33rd AOPA Air Safety Institute Accident Report

The 33rd AOPA Air Safety Institute Accident Report (formerly the Joseph T. Nall Report) was renamed in honor and memory of our beloved friend and colleague who tragically lost his life in an airplane accident on October 1, 2023, at Lake Placid, New York. His work focused on reaching audiences with relevant, timely, and engaging content. Richard’s tireless efforts to improve aviation safety helped envision the current iteration of this report, which offers users a near real-time analysis of general aviation accidents. The data are updated on a rolling 30-day cycle, with access to analysis going back as far as 2008 and data trends projected well into 2023.

ASI’s executive summaries for a given period provide insight and comparisons of selected dates versus previous years. The executive summaries note a decrease in overall accident rates. An increase in total and fatal accidents was mitigated by a large increase in flight activity following 2020.

Accident rates in both non-commercial fixed-wing, commercial fixed-wing, and commercial helicopters fell, while non-commercial helicopter rates rose.

Stall/loss-of-control events continue to be the leading causal factor and weather-related accidents remain highly lethal. These accident causes—related to pilot decision-making and proficiency—help inform the industry, including the AOPA Air Safety Institute, where further education and training are needed to improve aviation safety.


What is general aviation?

General aviation (GA) is all flight activity of every kind except that done by the uniformed armed services and scheduled airlines. In addition to personal and recreational flying, it includes public-benefit missions such as law enforcement and fire suppression, flight instruction, freight hauling, passenger charters, crop-dusting, and other types of aerial work that range from news reporting to helicopter sling loads.

What’s in the report?

The Richard G. McSpadden Report analyzes GA accidents in U.S. National Airspace and on flights departing from or returning to the U.S. or its territories or possessions. The report covers airplanes with maximum rated gross takeoff weight of 12,500 pounds or less and helicopters of all sizes. Collectively, these types of aircraft account for 99 percent of GA flight activity. Other categories are excluded, including gliders, weight-shift control aircraft, powered parachutes, gyrocopters, UAS, and lighter-than-air crafts of all types.

How are accident trends measured?

The total amount of accidents nationwide can vary substantially from year to year. For that reason, the most informative measure is usually not the number of accidents but the accident rate, commonly expressed as the number of accidents per 100,000 flight hours.
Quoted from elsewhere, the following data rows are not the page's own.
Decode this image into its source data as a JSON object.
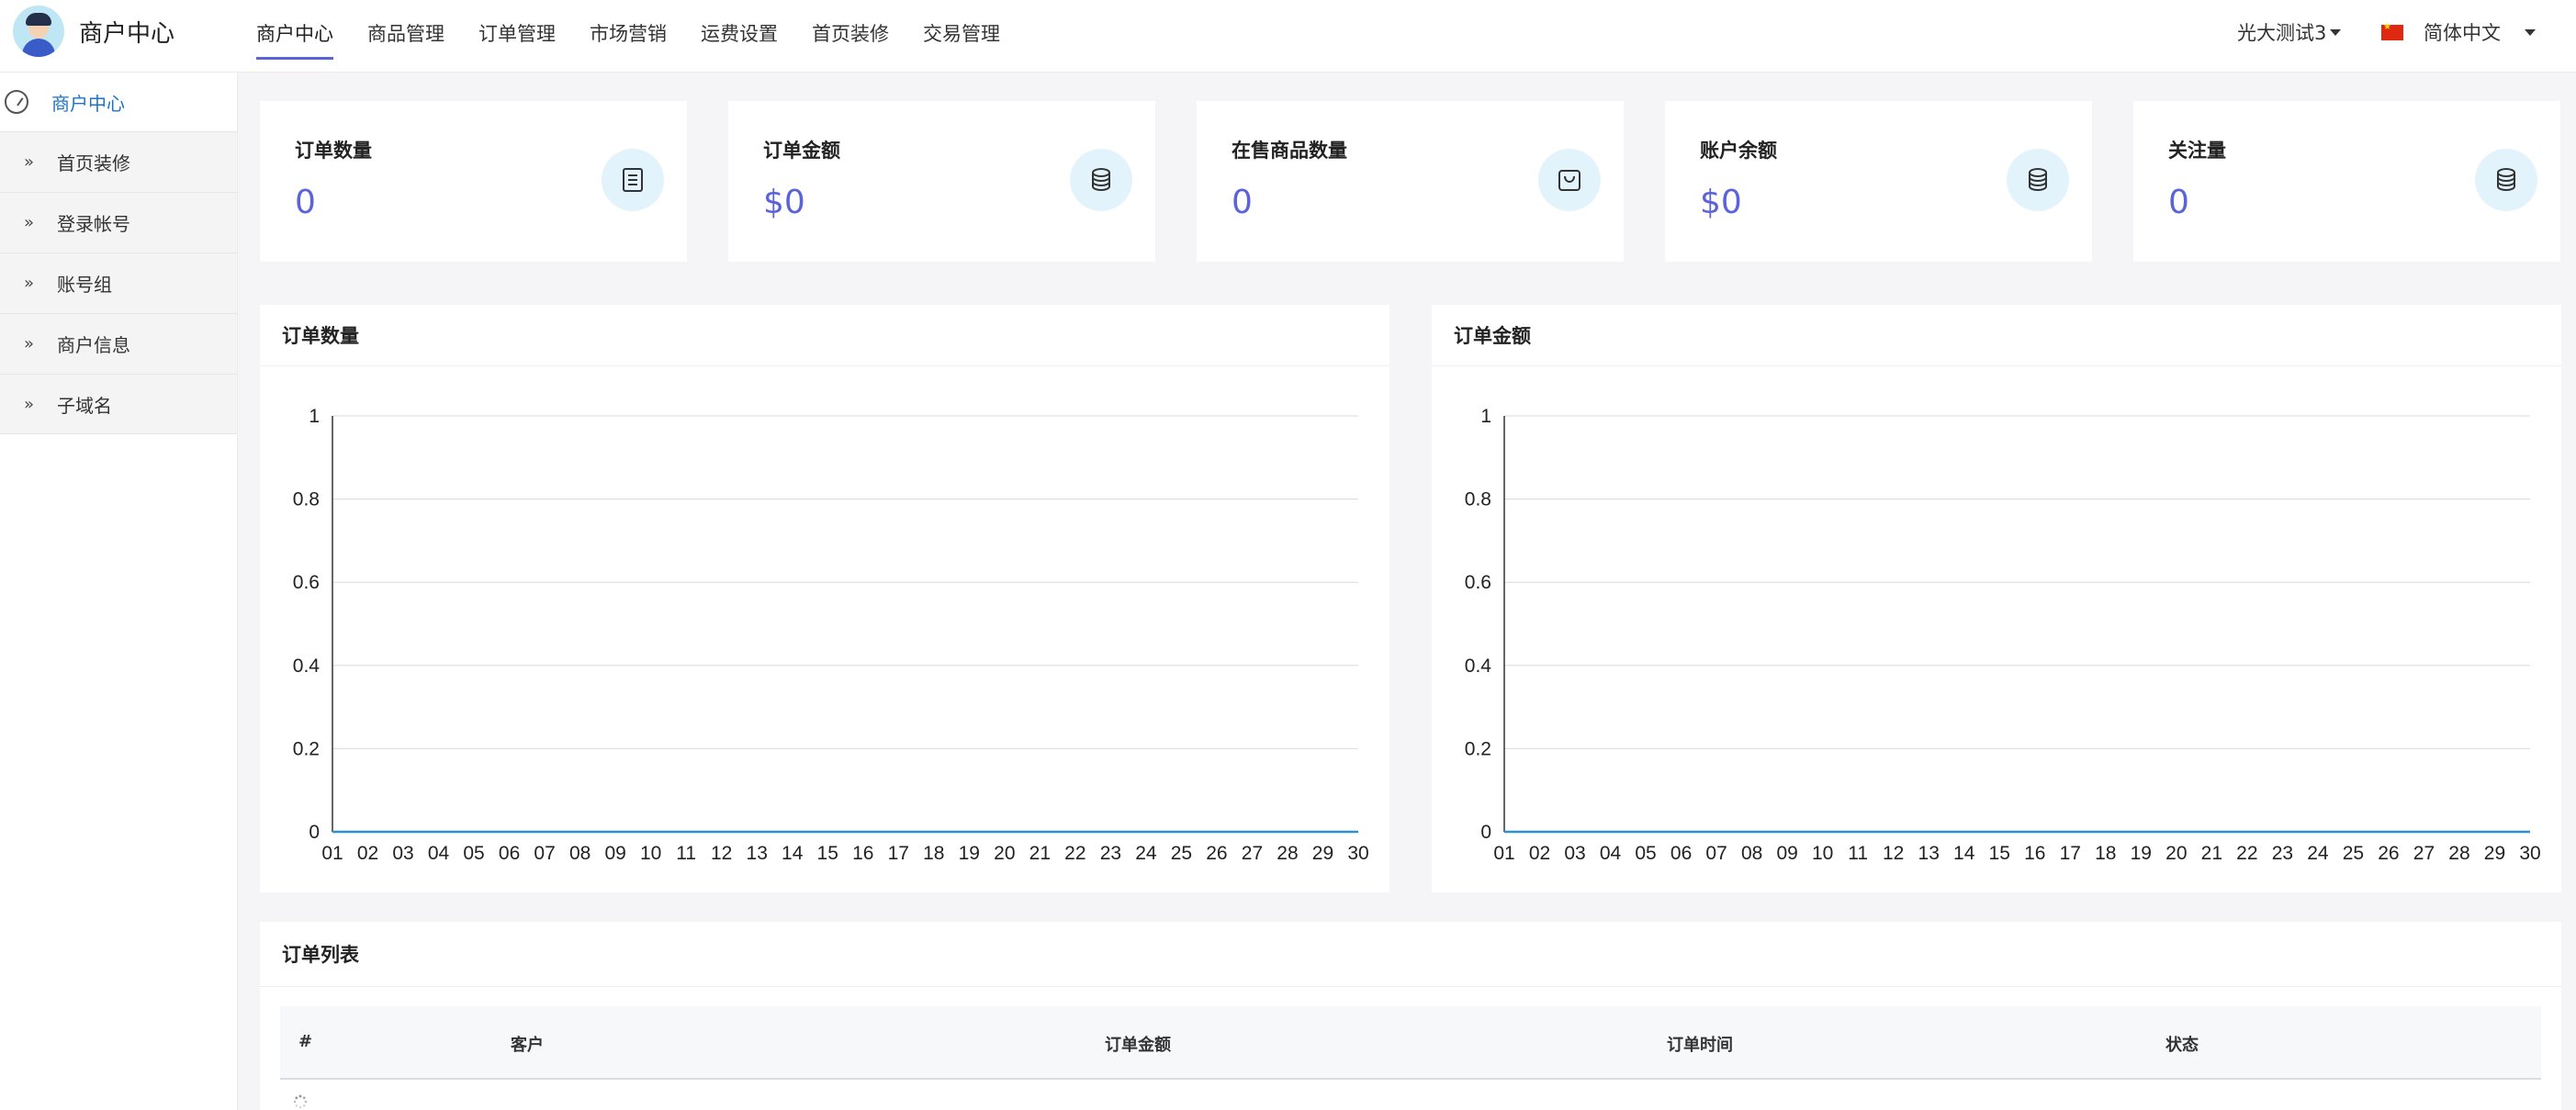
{
  "header": {
    "brand": "商户中心",
    "nav": [
      "商户中心",
      "商品管理",
      "订单管理",
      "市场营销",
      "运费设置",
      "首页装修",
      "交易管理"
    ],
    "active_nav": "商户中心",
    "user": "光大测试3",
    "language": "简体中文"
  },
  "sidebar": {
    "title": "商户中心",
    "items": [
      {
        "label": "首页装修"
      },
      {
        "label": "登录帐号"
      },
      {
        "label": "账号组"
      },
      {
        "label": "商户信息"
      },
      {
        "label": "子域名"
      }
    ]
  },
  "stats": [
    {
      "label": "订单数量",
      "value": "0",
      "icon": "list-icon"
    },
    {
      "label": "订单金额",
      "value": "$0",
      "icon": "coins-icon"
    },
    {
      "label": "在售商品数量",
      "value": "0",
      "icon": "bag-icon"
    },
    {
      "label": "账户余额",
      "value": "$0",
      "icon": "coins-icon"
    },
    {
      "label": "关注量",
      "value": "0",
      "icon": "coins-icon"
    }
  ],
  "colors": {
    "accent": "#5b63d9",
    "sidebar_active": "#1e73c8",
    "line": "#2d8fd6",
    "icon_bg": "#e3f3fb"
  },
  "chart_data": [
    {
      "type": "line",
      "title": "订单数量",
      "categories": [
        "01",
        "02",
        "03",
        "04",
        "05",
        "06",
        "07",
        "08",
        "09",
        "10",
        "11",
        "12",
        "13",
        "14",
        "15",
        "16",
        "17",
        "18",
        "19",
        "20",
        "21",
        "22",
        "23",
        "24",
        "25",
        "26",
        "27",
        "28",
        "29",
        "30"
      ],
      "series": [
        {
          "values": [
            0,
            0,
            0,
            0,
            0,
            0,
            0,
            0,
            0,
            0,
            0,
            0,
            0,
            0,
            0,
            0,
            0,
            0,
            0,
            0,
            0,
            0,
            0,
            0,
            0,
            0,
            0,
            0,
            0,
            0
          ]
        }
      ],
      "yticks": [
        "0",
        "0.2",
        "0.4",
        "0.6",
        "0.8",
        "1"
      ],
      "ylim": [
        0,
        1
      ],
      "grid": true
    },
    {
      "type": "line",
      "title": "订单金额",
      "categories": [
        "01",
        "02",
        "03",
        "04",
        "05",
        "06",
        "07",
        "08",
        "09",
        "10",
        "11",
        "12",
        "13",
        "14",
        "15",
        "16",
        "17",
        "18",
        "19",
        "20",
        "21",
        "22",
        "23",
        "24",
        "25",
        "26",
        "27",
        "28",
        "29",
        "30"
      ],
      "series": [
        {
          "values": [
            0,
            0,
            0,
            0,
            0,
            0,
            0,
            0,
            0,
            0,
            0,
            0,
            0,
            0,
            0,
            0,
            0,
            0,
            0,
            0,
            0,
            0,
            0,
            0,
            0,
            0,
            0,
            0,
            0,
            0
          ]
        }
      ],
      "yticks": [
        "0",
        "0.2",
        "0.4",
        "0.6",
        "0.8",
        "1"
      ],
      "ylim": [
        0,
        1
      ],
      "grid": true
    }
  ],
  "orders": {
    "title": "订单列表",
    "columns": [
      "#",
      "客户",
      "订单金额",
      "订单时间",
      "状态"
    ]
  }
}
GA flight time is estimated using the FAA’s annual General Aviation and Part 135 Activity Survey, which breaks down aircraft activity by category and class and purpose of flight, among other characteristics.